§ Source data:
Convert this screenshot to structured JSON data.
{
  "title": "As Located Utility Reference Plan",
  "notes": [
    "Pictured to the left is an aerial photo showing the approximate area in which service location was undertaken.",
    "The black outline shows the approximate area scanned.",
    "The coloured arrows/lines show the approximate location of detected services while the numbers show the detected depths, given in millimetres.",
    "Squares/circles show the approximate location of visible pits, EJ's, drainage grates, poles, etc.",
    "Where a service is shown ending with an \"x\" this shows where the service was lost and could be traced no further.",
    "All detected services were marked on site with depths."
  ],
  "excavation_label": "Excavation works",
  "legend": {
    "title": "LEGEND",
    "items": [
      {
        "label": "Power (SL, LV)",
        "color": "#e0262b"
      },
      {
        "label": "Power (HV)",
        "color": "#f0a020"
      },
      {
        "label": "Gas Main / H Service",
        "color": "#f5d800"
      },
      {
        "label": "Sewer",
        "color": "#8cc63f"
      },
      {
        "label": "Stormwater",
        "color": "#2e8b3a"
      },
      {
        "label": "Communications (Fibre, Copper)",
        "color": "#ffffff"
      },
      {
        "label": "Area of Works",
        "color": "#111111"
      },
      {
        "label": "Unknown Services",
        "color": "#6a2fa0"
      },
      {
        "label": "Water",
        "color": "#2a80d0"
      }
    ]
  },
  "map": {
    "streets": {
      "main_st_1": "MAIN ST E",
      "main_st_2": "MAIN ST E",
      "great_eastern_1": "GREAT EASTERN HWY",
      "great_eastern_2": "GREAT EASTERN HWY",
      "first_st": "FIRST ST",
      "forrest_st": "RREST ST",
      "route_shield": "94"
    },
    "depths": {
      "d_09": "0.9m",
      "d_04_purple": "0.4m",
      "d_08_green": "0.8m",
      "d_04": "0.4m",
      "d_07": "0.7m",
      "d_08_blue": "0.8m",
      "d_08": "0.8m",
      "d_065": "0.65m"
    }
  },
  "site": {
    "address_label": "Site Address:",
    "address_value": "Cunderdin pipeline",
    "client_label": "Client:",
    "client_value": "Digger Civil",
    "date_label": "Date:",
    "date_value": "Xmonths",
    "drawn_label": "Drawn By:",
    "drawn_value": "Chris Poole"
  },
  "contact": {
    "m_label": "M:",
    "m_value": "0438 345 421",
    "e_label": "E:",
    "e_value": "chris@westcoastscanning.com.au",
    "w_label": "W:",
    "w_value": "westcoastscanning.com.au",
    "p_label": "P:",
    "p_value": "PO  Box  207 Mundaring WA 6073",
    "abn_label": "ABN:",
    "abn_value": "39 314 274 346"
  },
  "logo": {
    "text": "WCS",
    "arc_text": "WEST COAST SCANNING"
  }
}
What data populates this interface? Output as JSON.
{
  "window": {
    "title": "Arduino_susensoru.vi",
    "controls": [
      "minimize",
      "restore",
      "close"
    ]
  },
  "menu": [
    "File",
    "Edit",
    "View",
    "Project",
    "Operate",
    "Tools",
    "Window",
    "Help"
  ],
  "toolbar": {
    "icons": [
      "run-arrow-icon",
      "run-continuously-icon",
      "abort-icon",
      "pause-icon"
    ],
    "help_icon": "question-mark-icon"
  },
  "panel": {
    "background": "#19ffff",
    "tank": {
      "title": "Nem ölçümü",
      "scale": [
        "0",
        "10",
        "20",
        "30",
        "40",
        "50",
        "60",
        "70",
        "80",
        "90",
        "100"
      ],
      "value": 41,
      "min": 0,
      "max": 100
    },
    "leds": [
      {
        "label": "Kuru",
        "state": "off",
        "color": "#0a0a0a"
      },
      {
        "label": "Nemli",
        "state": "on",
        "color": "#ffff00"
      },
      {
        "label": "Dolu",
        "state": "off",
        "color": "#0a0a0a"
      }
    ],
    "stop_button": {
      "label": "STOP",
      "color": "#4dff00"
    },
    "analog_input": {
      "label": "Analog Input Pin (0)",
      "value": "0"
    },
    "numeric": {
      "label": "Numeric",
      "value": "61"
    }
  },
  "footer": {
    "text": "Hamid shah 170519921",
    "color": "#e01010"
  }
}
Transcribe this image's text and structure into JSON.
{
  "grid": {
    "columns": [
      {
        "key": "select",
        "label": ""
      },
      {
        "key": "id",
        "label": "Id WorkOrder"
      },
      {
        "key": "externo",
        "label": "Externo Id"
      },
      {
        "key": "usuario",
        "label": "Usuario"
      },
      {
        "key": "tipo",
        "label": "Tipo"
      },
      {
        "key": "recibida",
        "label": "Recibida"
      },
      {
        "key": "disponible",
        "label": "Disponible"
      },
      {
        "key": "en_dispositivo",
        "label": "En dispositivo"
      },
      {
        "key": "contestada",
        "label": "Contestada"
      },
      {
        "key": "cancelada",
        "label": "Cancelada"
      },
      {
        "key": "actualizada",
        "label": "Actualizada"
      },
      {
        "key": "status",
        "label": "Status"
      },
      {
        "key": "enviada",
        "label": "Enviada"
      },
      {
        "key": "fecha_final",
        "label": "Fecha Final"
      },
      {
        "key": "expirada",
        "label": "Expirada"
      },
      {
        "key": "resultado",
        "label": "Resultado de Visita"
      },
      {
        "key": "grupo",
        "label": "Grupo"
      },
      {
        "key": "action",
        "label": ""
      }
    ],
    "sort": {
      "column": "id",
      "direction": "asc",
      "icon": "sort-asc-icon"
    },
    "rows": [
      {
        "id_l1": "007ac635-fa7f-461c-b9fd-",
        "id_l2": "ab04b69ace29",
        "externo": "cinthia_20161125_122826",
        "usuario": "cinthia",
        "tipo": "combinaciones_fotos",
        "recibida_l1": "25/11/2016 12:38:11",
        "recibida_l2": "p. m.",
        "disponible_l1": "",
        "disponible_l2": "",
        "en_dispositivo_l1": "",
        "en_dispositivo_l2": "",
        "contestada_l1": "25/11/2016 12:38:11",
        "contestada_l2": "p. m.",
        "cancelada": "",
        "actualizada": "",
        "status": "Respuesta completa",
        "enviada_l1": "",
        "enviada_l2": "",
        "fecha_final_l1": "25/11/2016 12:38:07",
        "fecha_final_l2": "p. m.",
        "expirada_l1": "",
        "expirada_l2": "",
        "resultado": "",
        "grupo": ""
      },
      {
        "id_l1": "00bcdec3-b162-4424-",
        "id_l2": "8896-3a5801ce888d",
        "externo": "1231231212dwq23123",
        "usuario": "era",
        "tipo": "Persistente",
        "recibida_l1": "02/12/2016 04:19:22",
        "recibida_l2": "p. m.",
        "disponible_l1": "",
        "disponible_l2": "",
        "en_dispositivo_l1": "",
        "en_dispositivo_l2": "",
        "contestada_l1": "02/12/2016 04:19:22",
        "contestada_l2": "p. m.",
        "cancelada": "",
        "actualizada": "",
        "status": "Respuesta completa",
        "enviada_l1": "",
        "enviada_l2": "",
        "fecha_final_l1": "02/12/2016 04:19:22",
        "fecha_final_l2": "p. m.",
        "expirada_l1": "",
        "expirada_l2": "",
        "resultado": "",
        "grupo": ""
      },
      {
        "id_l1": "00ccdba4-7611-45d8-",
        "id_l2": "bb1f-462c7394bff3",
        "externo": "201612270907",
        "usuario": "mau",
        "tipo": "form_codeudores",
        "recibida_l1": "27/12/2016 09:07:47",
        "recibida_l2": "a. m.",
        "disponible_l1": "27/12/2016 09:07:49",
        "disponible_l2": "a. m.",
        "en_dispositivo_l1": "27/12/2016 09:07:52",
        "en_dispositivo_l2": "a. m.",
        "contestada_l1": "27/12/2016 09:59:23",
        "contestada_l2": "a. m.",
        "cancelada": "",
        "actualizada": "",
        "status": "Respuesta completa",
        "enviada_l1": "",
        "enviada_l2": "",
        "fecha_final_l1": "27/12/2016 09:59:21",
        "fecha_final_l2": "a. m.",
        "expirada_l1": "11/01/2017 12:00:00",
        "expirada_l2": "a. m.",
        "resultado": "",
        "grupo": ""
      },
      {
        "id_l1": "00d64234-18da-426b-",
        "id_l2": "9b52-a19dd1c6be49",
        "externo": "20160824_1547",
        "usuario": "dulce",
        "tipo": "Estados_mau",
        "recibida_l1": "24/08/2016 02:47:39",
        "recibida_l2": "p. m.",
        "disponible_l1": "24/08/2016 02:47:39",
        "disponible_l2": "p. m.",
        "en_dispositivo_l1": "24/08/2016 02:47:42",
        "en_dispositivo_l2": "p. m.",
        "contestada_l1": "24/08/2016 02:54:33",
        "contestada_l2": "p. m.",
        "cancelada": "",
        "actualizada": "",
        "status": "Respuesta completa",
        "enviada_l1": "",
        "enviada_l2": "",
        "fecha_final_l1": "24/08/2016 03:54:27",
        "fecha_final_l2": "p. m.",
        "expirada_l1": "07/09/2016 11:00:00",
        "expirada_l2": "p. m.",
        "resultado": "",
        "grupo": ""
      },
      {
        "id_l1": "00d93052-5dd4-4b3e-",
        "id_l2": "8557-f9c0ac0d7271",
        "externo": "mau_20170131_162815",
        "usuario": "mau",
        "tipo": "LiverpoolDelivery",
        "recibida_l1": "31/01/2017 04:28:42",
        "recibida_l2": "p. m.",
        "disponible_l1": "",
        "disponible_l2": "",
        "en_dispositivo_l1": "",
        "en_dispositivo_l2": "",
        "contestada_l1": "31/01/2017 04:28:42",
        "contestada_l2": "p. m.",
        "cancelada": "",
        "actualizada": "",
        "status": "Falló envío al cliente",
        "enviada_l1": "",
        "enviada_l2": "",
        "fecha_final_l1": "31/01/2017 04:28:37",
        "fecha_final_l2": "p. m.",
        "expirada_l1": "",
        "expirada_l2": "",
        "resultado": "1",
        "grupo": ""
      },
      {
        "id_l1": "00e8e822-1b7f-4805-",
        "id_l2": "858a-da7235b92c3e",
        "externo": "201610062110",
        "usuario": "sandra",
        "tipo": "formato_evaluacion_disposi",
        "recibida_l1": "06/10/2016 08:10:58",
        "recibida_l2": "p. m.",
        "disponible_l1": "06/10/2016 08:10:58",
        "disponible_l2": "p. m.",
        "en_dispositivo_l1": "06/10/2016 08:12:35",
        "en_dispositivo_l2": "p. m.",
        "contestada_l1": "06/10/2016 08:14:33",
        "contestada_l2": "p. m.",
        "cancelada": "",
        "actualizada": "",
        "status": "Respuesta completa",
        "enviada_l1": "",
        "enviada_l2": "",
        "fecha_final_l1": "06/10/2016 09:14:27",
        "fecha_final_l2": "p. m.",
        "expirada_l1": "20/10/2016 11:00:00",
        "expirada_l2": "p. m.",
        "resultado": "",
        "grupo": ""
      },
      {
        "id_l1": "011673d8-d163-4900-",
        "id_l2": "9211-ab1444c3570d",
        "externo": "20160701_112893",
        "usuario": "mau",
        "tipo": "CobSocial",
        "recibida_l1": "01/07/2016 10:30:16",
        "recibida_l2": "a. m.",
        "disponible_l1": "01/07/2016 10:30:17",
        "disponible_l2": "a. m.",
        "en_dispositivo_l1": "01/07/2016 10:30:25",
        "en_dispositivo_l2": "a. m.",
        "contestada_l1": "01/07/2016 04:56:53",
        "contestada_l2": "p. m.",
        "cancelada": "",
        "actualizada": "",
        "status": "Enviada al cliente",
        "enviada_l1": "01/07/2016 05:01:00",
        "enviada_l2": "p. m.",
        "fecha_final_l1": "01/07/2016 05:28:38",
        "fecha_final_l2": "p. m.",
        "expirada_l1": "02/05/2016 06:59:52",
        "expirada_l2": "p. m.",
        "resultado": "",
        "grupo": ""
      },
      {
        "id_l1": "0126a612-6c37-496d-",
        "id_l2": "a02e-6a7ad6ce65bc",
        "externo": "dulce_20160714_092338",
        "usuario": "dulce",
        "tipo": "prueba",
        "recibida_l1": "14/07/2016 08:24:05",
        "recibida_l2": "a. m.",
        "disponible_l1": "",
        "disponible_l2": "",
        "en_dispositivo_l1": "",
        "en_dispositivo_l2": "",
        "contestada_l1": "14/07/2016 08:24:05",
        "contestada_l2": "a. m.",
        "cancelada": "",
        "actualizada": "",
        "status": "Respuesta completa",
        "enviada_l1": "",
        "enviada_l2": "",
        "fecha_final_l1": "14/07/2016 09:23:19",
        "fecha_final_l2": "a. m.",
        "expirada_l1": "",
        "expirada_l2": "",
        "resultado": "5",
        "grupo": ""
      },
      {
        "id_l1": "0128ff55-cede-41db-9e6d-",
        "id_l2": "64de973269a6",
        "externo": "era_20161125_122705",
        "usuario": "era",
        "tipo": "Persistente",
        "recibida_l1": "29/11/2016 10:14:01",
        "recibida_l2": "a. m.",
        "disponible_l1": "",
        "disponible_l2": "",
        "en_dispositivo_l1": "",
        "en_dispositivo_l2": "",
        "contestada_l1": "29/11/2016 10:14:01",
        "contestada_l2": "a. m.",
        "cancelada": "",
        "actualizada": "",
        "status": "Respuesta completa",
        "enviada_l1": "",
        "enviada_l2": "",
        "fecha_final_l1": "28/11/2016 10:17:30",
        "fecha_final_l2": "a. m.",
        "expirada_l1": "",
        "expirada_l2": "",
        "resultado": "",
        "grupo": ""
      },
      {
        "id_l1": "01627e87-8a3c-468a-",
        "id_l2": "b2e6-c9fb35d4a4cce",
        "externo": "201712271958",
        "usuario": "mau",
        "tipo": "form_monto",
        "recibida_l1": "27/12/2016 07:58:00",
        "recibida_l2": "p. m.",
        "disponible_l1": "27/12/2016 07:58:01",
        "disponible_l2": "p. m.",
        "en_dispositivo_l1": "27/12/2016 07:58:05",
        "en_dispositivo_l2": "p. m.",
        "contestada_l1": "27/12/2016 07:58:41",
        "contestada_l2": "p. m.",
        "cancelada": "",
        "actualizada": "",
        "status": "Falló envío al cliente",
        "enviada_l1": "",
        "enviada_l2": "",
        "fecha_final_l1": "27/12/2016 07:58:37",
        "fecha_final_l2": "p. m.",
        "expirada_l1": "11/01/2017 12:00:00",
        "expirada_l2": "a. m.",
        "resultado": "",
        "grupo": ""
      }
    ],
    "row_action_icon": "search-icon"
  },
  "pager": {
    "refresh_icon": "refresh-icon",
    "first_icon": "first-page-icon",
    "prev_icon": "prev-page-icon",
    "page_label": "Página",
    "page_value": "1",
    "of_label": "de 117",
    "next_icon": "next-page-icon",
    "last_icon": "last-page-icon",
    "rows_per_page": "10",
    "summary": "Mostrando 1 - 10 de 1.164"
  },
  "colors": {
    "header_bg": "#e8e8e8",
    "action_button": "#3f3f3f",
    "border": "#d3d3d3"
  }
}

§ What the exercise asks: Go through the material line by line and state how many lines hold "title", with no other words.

§ Your response: 4